Work item
Search the lines of the records for the word "text", and copy every line that has it.

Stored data
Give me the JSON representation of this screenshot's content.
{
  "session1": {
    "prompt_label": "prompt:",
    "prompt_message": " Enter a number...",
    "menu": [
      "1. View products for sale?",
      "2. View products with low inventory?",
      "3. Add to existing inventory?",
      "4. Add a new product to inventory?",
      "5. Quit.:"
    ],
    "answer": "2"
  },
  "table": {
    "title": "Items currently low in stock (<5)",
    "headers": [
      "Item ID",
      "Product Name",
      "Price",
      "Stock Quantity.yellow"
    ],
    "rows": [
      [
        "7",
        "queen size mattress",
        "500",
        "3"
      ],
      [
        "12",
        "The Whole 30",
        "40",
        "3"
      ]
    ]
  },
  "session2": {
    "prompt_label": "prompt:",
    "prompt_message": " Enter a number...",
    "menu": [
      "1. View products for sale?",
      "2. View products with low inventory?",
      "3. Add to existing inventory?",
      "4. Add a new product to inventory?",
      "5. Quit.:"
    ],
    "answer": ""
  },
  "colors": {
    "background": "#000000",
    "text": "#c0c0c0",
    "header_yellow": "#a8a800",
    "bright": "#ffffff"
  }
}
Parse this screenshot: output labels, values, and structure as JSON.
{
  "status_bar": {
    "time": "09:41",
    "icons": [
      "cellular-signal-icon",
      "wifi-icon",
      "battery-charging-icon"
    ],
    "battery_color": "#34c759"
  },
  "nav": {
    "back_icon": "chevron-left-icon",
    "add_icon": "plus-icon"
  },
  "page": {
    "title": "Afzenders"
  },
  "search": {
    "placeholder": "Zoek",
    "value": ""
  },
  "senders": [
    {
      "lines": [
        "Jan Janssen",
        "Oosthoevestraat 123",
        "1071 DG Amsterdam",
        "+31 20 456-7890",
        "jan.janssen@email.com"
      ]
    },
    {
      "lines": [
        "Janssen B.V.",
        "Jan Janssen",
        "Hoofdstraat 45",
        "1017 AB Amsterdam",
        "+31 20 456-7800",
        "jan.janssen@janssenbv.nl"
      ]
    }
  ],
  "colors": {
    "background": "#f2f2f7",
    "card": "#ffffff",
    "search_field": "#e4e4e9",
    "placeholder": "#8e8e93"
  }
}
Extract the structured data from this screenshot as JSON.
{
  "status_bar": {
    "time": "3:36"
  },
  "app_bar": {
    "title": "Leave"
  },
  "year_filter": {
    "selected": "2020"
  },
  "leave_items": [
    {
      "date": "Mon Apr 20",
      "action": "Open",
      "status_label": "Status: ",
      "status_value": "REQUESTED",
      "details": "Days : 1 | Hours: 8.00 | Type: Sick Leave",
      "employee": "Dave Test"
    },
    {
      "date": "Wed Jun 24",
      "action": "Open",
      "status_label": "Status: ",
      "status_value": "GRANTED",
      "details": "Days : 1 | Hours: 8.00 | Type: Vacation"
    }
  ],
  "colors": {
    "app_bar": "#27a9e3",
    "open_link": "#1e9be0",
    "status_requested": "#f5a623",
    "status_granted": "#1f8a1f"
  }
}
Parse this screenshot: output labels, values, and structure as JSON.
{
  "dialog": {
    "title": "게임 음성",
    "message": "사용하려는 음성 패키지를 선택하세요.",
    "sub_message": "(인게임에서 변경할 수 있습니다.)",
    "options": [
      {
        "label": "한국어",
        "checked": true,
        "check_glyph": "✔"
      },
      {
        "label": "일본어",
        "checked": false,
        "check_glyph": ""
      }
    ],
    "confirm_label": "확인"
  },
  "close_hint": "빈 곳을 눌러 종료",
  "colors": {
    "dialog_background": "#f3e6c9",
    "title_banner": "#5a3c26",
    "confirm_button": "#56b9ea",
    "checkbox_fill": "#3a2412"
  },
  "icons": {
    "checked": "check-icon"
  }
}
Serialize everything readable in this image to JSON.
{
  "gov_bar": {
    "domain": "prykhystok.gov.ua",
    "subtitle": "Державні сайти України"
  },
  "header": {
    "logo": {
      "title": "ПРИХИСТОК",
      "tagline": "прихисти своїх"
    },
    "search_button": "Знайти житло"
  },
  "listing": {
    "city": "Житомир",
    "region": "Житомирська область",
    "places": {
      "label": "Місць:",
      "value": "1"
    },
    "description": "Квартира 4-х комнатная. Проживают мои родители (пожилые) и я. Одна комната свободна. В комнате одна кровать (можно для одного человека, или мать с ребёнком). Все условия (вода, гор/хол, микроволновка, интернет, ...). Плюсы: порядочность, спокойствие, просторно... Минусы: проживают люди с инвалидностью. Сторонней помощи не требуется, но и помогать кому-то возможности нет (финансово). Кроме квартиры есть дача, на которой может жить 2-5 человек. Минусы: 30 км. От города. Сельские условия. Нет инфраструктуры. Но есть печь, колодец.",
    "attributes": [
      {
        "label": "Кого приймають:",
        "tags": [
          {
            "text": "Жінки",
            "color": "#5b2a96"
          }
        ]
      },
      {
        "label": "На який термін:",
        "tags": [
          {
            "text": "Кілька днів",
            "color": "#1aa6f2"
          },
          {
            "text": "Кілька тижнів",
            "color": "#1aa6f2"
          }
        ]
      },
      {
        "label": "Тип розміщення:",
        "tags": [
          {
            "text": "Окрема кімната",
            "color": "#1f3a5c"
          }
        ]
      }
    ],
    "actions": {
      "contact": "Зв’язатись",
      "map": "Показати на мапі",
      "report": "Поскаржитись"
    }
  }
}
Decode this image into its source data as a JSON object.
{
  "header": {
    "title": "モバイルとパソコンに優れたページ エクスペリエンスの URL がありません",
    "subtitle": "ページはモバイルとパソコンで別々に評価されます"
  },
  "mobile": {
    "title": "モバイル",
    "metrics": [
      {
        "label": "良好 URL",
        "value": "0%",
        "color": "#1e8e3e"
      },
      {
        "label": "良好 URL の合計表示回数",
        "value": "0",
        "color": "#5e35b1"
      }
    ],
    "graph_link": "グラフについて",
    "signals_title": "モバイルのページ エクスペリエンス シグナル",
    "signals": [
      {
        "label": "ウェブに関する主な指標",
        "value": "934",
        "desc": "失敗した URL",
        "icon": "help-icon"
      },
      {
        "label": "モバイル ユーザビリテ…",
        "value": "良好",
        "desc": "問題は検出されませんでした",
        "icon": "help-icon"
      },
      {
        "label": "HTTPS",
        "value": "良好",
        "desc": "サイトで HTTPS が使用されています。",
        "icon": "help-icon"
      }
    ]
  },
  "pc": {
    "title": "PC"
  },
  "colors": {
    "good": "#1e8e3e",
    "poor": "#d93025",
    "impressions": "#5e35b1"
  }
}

Written reply
    "text": "#c0c0c0",
            "text": "Жінки",
            "text": "Кілька днів",
            "text": "Кілька тижнів",
            "text": "Окрема кімната",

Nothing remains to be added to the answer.